## Problem requirements
Could you please retype all of the data below exactly?

[Data about app and page elements]
>>>
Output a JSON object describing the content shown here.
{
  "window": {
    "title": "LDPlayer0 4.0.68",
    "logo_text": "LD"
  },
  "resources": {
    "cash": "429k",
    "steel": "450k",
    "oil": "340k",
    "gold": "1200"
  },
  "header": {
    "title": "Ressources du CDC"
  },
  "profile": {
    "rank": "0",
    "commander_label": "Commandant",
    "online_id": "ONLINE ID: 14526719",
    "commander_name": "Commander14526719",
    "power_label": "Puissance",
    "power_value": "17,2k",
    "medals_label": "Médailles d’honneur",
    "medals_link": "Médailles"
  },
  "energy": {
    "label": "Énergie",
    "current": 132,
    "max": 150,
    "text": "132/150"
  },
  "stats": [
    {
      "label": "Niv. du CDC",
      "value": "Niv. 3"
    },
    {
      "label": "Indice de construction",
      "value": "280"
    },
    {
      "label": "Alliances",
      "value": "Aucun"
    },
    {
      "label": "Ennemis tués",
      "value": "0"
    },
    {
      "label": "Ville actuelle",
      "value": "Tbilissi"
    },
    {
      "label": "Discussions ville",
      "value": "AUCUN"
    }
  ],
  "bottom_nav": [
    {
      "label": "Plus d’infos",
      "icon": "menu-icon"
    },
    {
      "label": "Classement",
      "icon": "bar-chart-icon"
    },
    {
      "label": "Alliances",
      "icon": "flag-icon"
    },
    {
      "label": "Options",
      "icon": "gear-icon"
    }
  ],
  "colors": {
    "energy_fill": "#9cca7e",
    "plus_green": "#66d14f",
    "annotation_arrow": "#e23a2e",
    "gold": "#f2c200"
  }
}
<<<
## Solution to this exercise
Output a JSON object describing the content shown here.
{
  "window": {
    "title": "LDPlayer0 4.0.68",
    "logo_text": "LD"
  },
  "resources": {
    "cash": "429k",
    "steel": "450k",
    "oil": "340k",
    "gold": "1200"
  },
  "header": {
    "title": "Ressources du CDC"
  },
  "profile": {
    "rank": "0",
    "commander_label": "Commandant",
    "online_id": "ONLINE ID: 14526719",
    "commander_name": "Commander14526719",
    "power_label": "Puissance",
    "power_value": "17,2k",
    "medals_label": "Médailles d’honneur",
    "medals_link": "Médailles"
  },
  "energy": {
    "label": "Énergie",
    "current": 132,
    "max": 150,
    "text": "132/150"
  },
  "stats": [
    {
      "label": "Niv. du CDC",
      "value": "Niv. 3"
    },
    {
      "label": "Indice de construction",
      "value": "280"
    },
    {
      "label": "Alliances",
      "value": "Aucun"
    },
    {
      "label": "Ennemis tués",
      "value": "0"
    },
    {
      "label": "Ville actuelle",
      "value": "Tbilissi"
    },
    {
      "label": "Discussions ville",
      "value": "AUCUN"
    }
  ],
  "bottom_nav": [
    {
      "label": "Plus d’infos",
      "icon": "menu-icon"
    },
    {
      "label": "Classement",
      "icon": "bar-chart-icon"
    },
    {
      "label": "Alliances",
      "icon": "flag-icon"
    },
    {
      "label": "Options",
      "icon": "gear-icon"
    }
  ],
  "colors": {
    "energy_fill": "#9cca7e",
    "plus_green": "#66d14f",
    "annotation_arrow": "#e23a2e",
    "gold": "#f2c200"
  }
}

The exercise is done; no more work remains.